Cate Barron.jpg“This job gives me a better work-life balance. I finish my shifts on time, I have a rota so I can plan my life, and can commit to picking my children up from their after-school activities. 

I love that I’m in a position where I can fix things for patients. I can help them by requesting a district nurse for a blocked catheter, or a service which can provide specialist help such as linking in crisis teams and helplines for mental health patients. People call 999 because they or their loved one is in pain and they are panicked and frightened. I can reassure them and help them to access the treatment they need.”

Cate Barron - Clinical Advisor (CAT Nurse)

Dispatch Officer

Dispatchers are responsible for dispatching ambulances and other resources to incidents (including Urgent Care, Community First Responders, AirEMAS Horizon April23 028 by Electric Egg eggr7304 small1500.jpg Ambulance Teams, and Hazardous Area Response Team). They work closely with Emergency Medical Advisors and CAT. They also liaise with ambulance crews and other emergency services.

You will need to think logically and tactically as you manage a workload that changes by the second. You must be able to multitask and manage tasks with competing priorities. You could be assigning an ambulance to a patient who has fallen or sending multiple resources to a cardiac arrest.

We advertise vacancies for Dispatch Officers on a need-by-need basis. 
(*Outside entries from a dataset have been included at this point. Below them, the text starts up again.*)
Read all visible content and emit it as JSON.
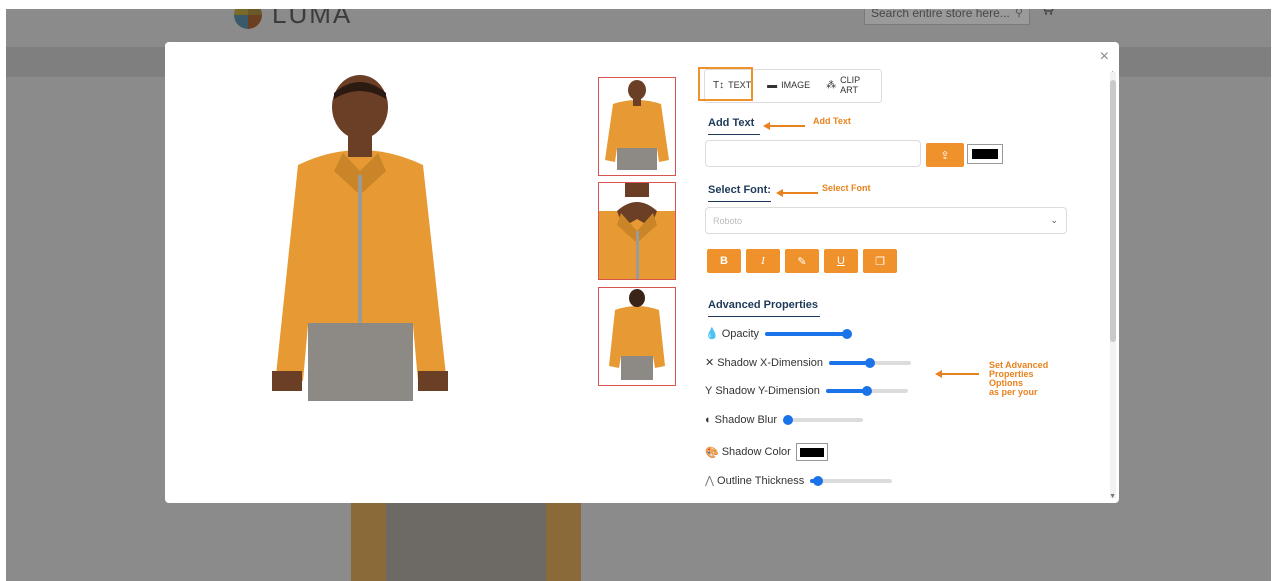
{
  "store": {
    "logo_text": "LUMA",
    "search_placeholder": "Search entire store here..."
  },
  "modal": {
    "close_glyph": "×"
  },
  "tabs": [
    {
      "label": "TEXT",
      "icon": "text-format-icon"
    },
    {
      "label": "IMAGE",
      "icon": "image-icon"
    },
    {
      "label": "CLIP ART",
      "icon": "clip-art-icon"
    }
  ],
  "add_text": {
    "title": "Add Text",
    "annotation": "Add Text",
    "input_value": "",
    "text_color": "#000000"
  },
  "select_font": {
    "title": "Select Font:",
    "annotation": "Select Font",
    "selected": "Roboto"
  },
  "style_buttons": [
    {
      "label": "B",
      "name": "bold-button"
    },
    {
      "label": "I",
      "name": "italic-button"
    },
    {
      "label": "✎",
      "name": "text-color-button"
    },
    {
      "label": "U",
      "name": "underline-button"
    },
    {
      "label": "❐",
      "name": "duplicate-button"
    }
  ],
  "advanced": {
    "title": "Advanced Properties",
    "annotation_lines": [
      "Set Advanced",
      "Properties",
      "Options",
      "as per your"
    ],
    "opacity_label": "Opacity",
    "opacity_value": 1.0,
    "shadow_x_label": "Shadow X-Dimension",
    "shadow_x_value": 0.5,
    "shadow_y_label": "Shadow Y-Dimension",
    "shadow_y_value": 0.5,
    "shadow_blur_label": "Shadow Blur",
    "shadow_blur_value": 0.0,
    "shadow_color_label": "Shadow Color",
    "shadow_color": "#000000",
    "outline_label": "Outline Thickness",
    "outline_value": 0.1
  },
  "colors": {
    "accent": "#f0922b",
    "slider": "#1a73e8",
    "title": "#1d3a5a",
    "annotation": "#e8821e",
    "shirt": "#e79a34"
  }
}
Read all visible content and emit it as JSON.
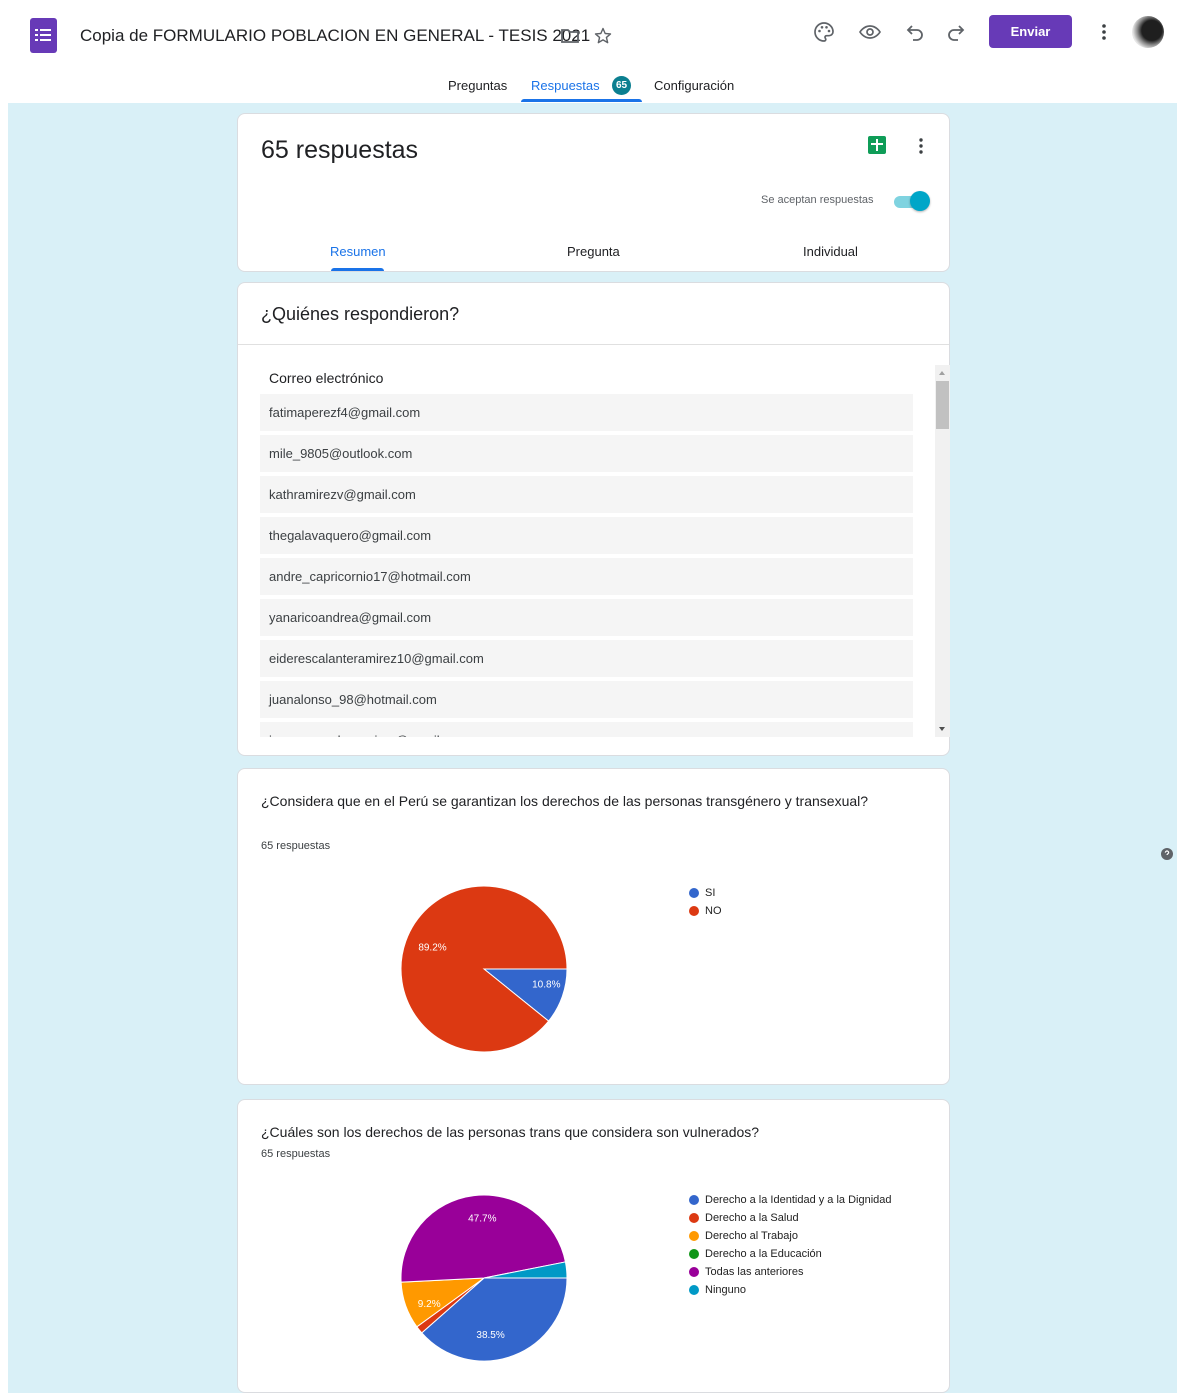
{
  "header": {
    "doc_title": "Copia de FORMULARIO POBLACION EN GENERAL - TESIS 2021",
    "send_label": "Enviar"
  },
  "tabs": {
    "questions": "Preguntas",
    "responses": "Respuestas",
    "responses_badge": "65",
    "settings": "Configuración"
  },
  "summary": {
    "count_label": "65 respuestas",
    "accepting_label": "Se aceptan respuestas",
    "accepting": true,
    "tabs": [
      "Resumen",
      "Pregunta",
      "Individual"
    ]
  },
  "who": {
    "title": "¿Quiénes respondieron?",
    "column": "Correo electrónico",
    "emails": [
      "fatimaperezf4@gmail.com",
      "mile_9805@outlook.com",
      "kathramirezv@gmail.com",
      "thegalavaquero@gmail.com",
      "andre_capricornio17@hotmail.com",
      "yanaricoandrea@gmail.com",
      "eiderescalanteramirez10@gmail.com",
      "juanalonso_98@hotmail.com",
      "jamespuccchoramirez@gmail.com"
    ]
  },
  "colors": {
    "purple": "#673ab7",
    "accent_blue": "#1a73e8",
    "badge_teal": "#0b7f90",
    "background": "#d9f0f7"
  },
  "chart_data": [
    {
      "type": "pie",
      "title": "¿Considera que en el Perú se garantizan los derechos de las personas transgénero y transexual?",
      "subtitle": "65 respuestas",
      "labels": [
        "SI",
        "NO"
      ],
      "values": [
        10.8,
        89.2
      ],
      "colors": [
        "#3366cc",
        "#dc3912"
      ],
      "data_labels": [
        "10.8%",
        "89.2%"
      ],
      "legend_position": "right"
    },
    {
      "type": "pie",
      "title": "¿Cuáles son los derechos de las personas trans que considera son vulnerados?",
      "subtitle": "65 respuestas",
      "labels": [
        "Derecho a la Identidad y a la Dignidad",
        "Derecho a la Salud",
        "Derecho al Trabajo",
        "Derecho a la Educación",
        "Todas las anteriores",
        "Ninguno"
      ],
      "values": [
        38.5,
        1.5,
        9.2,
        0,
        47.7,
        3.1
      ],
      "colors": [
        "#3366cc",
        "#dc3912",
        "#ff9900",
        "#109618",
        "#990099",
        "#0099c6"
      ],
      "data_labels": [
        "38.5%",
        "",
        "9.2%",
        "",
        "47.7%",
        ""
      ],
      "legend_position": "right"
    }
  ]
}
  • GCSE grades C/4-9 or equivalent in Maths and English
  • Competent in the use of IT systems
  • Customer service experience from a telephone or face to face role
  • Ability to multi-task and manage competing priorities
  • Good written and verbal communication skills
  • Ability to listen and record information accurately